Nobu Shirase (1861-1946) was a man of outstanding qualities and passion. As a boy he developed an enduring interest in polar exploration. Military conflicts punctuated his life and hampered his dreams.

He was seven when Japan was convulsed by the civil Boshin War of 1868-69. The conflict was partially triggered by foreign interference in Japanese affairs, but in the end it accelerated the process of modernisation. A photo from this period illustrates these trends, where the old-style samurai mingled with warriors in military uniforms. If born earlier Shirase could have become a samurai, but instead he went to military school and at the age of 20 joined the Army.

In 1893-94 Shirase spent a year in the Alaskan Arctic on a covert military assignment. He experienced extreme deprivation and hardship in the polar winter which decimated his crew – Shirase was one of two surviving officers. The first Sino-Japanese War of 1894-95 was not an ideal time for exploration, nor was the Russo-Japanese War of 1904-05.

Shirase must have had ambitious ideas, possibly to march to the North Pole. When two Americans - Frederick Cook and Robert Peary - claimed they reached the North Pole in 1908 and 1909, Shirase turned his eye to the South Pole. It was hard to raise enough money or to find sponsors in the post-war period. However, he received small donations from individual people whom he described as from the ‘student class’.

Nobu Shirase
Portrait of Lieutenant Nobu Shirase. Image: Unknown
© Australian Museum

In November 1910 the Shirase expedition of 27 men and 30 dogs was ready to depart to the Antarctic. By then the Norwegian expedition led by Roald Amundsen and the British expedition by Robert Falcon Scott were on the way. They both reached the South Pole just one month apart, in December 1911 and January 1912 respectively. Meanwhile Shirase attempted to land on the Antarctic in March 1911, but it was too late in the season and the party sought shelter, additional provisions and money in Sydney where they arrived in May.

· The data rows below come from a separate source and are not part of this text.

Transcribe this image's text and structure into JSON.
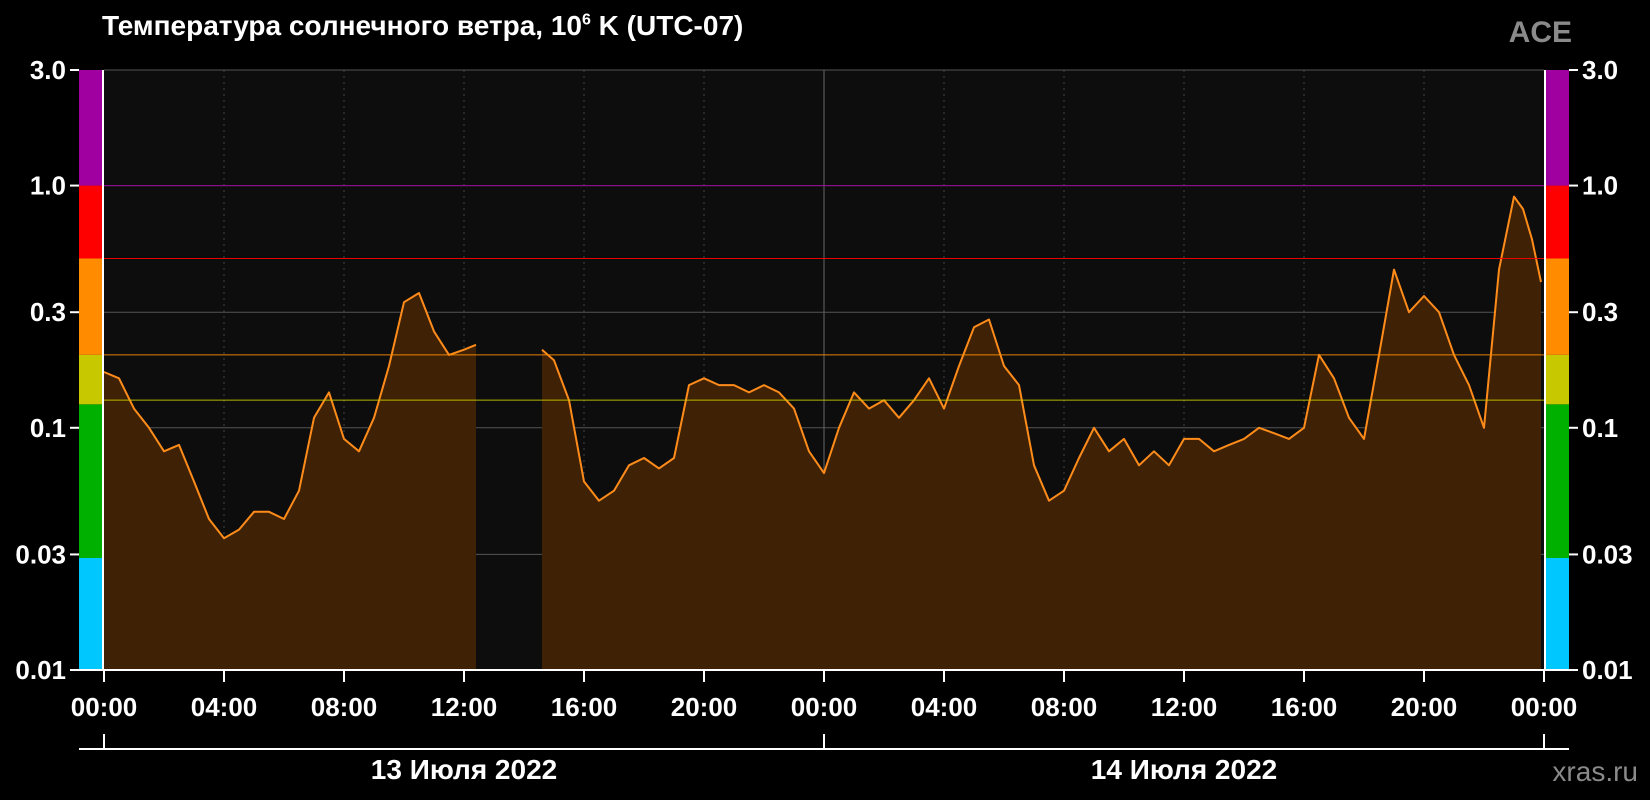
{
  "header": {
    "title_main": "Температура солнечного ветра, 10",
    "title_sup": "6",
    "title_tail": " K (UTC-07)",
    "source": "ACE",
    "site": "xras.ru"
  },
  "colors": {
    "background": "#000000",
    "plot_bg": "#0d0d0d",
    "series_line": "#ff8c1a",
    "series_fill": "#3f2205",
    "grid": "#555555",
    "scale_bands": [
      "#00c8ff",
      "#00b000",
      "#c8c800",
      "#ff8c00",
      "#ff0000",
      "#a000a0"
    ]
  },
  "chart_data": {
    "type": "area",
    "title": "Температура солнечного ветра, 10^6 K (UTC-07)",
    "y_scale": "log",
    "ylim": [
      0.01,
      3.0
    ],
    "yticks": [
      3.0,
      1.0,
      0.3,
      0.1,
      0.03,
      0.01
    ],
    "ytick_labels": [
      "3.0",
      "1.0",
      "0.3",
      "0.1",
      "0.03",
      "0.01"
    ],
    "x_unit": "hours since 13 Jul 2022 00:00 (UTC-07)",
    "xlim": [
      0,
      48
    ],
    "xtick_labels": [
      "00:00",
      "04:00",
      "08:00",
      "12:00",
      "16:00",
      "20:00",
      "00:00",
      "04:00",
      "08:00",
      "12:00",
      "16:00",
      "20:00",
      "00:00"
    ],
    "date_labels": [
      "13 Июля 2022",
      "14 Июля 2022"
    ],
    "thresholds": [
      {
        "value": 1.0,
        "color": "#a000a0"
      },
      {
        "value": 0.5,
        "color": "#ff0000"
      },
      {
        "value": 0.2,
        "color": "#ff8c00"
      },
      {
        "value": 0.13,
        "color": "#c8c800"
      }
    ],
    "scale_bands": [
      {
        "from": 0.01,
        "to": 0.029,
        "color": "#00c8ff"
      },
      {
        "from": 0.029,
        "to": 0.125,
        "color": "#00b000"
      },
      {
        "from": 0.125,
        "to": 0.2,
        "color": "#c8c800"
      },
      {
        "from": 0.2,
        "to": 0.5,
        "color": "#ff8c00"
      },
      {
        "from": 0.5,
        "to": 1.0,
        "color": "#ff0000"
      },
      {
        "from": 1.0,
        "to": 3.0,
        "color": "#a000a0"
      }
    ],
    "series": [
      {
        "values": [
          [
            0.0,
            0.17
          ],
          [
            0.5,
            0.16
          ],
          [
            1.0,
            0.12
          ],
          [
            1.5,
            0.1
          ],
          [
            2.0,
            0.08
          ],
          [
            2.5,
            0.085
          ],
          [
            3.0,
            0.06
          ],
          [
            3.5,
            0.042
          ],
          [
            4.0,
            0.035
          ],
          [
            4.5,
            0.038
          ],
          [
            5.0,
            0.045
          ],
          [
            5.5,
            0.045
          ],
          [
            6.0,
            0.042
          ],
          [
            6.5,
            0.055
          ],
          [
            7.0,
            0.11
          ],
          [
            7.5,
            0.14
          ],
          [
            8.0,
            0.09
          ],
          [
            8.5,
            0.08
          ],
          [
            9.0,
            0.11
          ],
          [
            9.5,
            0.18
          ],
          [
            10.0,
            0.33
          ],
          [
            10.5,
            0.36
          ],
          [
            11.0,
            0.25
          ],
          [
            11.5,
            0.2
          ],
          [
            12.0,
            0.21
          ],
          [
            12.4,
            0.22
          ],
          [
            14.6,
            0.21
          ],
          [
            15.0,
            0.19
          ],
          [
            15.5,
            0.13
          ],
          [
            16.0,
            0.06
          ],
          [
            16.5,
            0.05
          ],
          [
            17.0,
            0.055
          ],
          [
            17.5,
            0.07
          ],
          [
            18.0,
            0.075
          ],
          [
            18.5,
            0.068
          ],
          [
            19.0,
            0.075
          ],
          [
            19.5,
            0.15
          ],
          [
            20.0,
            0.16
          ],
          [
            20.5,
            0.15
          ],
          [
            21.0,
            0.15
          ],
          [
            21.5,
            0.14
          ],
          [
            22.0,
            0.15
          ],
          [
            22.5,
            0.14
          ],
          [
            23.0,
            0.12
          ],
          [
            23.5,
            0.08
          ],
          [
            24.0,
            0.065
          ],
          [
            24.5,
            0.1
          ],
          [
            25.0,
            0.14
          ],
          [
            25.5,
            0.12
          ],
          [
            26.0,
            0.13
          ],
          [
            26.5,
            0.11
          ],
          [
            27.0,
            0.13
          ],
          [
            27.5,
            0.16
          ],
          [
            28.0,
            0.12
          ],
          [
            28.5,
            0.18
          ],
          [
            29.0,
            0.26
          ],
          [
            29.5,
            0.28
          ],
          [
            30.0,
            0.18
          ],
          [
            30.5,
            0.15
          ],
          [
            31.0,
            0.07
          ],
          [
            31.5,
            0.05
          ],
          [
            32.0,
            0.055
          ],
          [
            32.5,
            0.075
          ],
          [
            33.0,
            0.1
          ],
          [
            33.5,
            0.08
          ],
          [
            34.0,
            0.09
          ],
          [
            34.5,
            0.07
          ],
          [
            35.0,
            0.08
          ],
          [
            35.5,
            0.07
          ],
          [
            36.0,
            0.09
          ],
          [
            36.5,
            0.09
          ],
          [
            37.0,
            0.08
          ],
          [
            37.5,
            0.085
          ],
          [
            38.0,
            0.09
          ],
          [
            38.5,
            0.1
          ],
          [
            39.0,
            0.095
          ],
          [
            39.5,
            0.09
          ],
          [
            40.0,
            0.1
          ],
          [
            40.5,
            0.2
          ],
          [
            41.0,
            0.16
          ],
          [
            41.5,
            0.11
          ],
          [
            42.0,
            0.09
          ],
          [
            42.5,
            0.2
          ],
          [
            43.0,
            0.45
          ],
          [
            43.5,
            0.3
          ],
          [
            44.0,
            0.35
          ],
          [
            44.5,
            0.3
          ],
          [
            45.0,
            0.2
          ],
          [
            45.5,
            0.15
          ],
          [
            46.0,
            0.1
          ],
          [
            46.5,
            0.45
          ],
          [
            47.0,
            0.9
          ],
          [
            47.3,
            0.8
          ],
          [
            47.6,
            0.6
          ],
          [
            47.9,
            0.4
          ]
        ]
      }
    ]
  }
}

Unfriendly reception and suspicion of espionage made Shirase’s seven months camping at Sydney Harbour a highly distressing experience. It’s possible that the helping hand and friendly support offered by Professor Tennatt David propped up Shirase’s resolve and made the 1912 exploration of the Antarctic possible. David, a celebrated geologist and polar explorer, only three years earlier took part in the Mawson expedition to locate the South Magnetic Pole. On his departure from Sydney, Shirase gave David his highly treasured samurai sword as a gesture of respect, gratitude and friendship.

The Shirase party explored the Ross Ice Shelf some 160 miles ‘inland,’ as well as the coastal areas of King Edward VII Land. He returned to Tokyo in 1912 as a hero. But he dedicated many years to repay the enormous debt for the expedition and to document and publish the records of the explorations. He witnessed the turbulent times of Japanese military expansion during the World War I and the tragedy of the Second Sino-Japanese War of 1937-45 (World War II). These tumultuous times were not favourable for explorations which required peace and international cooperation.

During the last years, nearly forgotten, Shirase lived in a modest rented room above a fish shop where he died in 1946.


Samurai were the warriors or military nobility in pre-industrial Japan. The term can be found in the 10th century Japanese poetry.


Chet Ross. 2010. Lieutenant Nobu Shirase and the Japanese Antarctic Expedition of 1910-1912: A Bibliography. Published Adelie Books, Santa Monica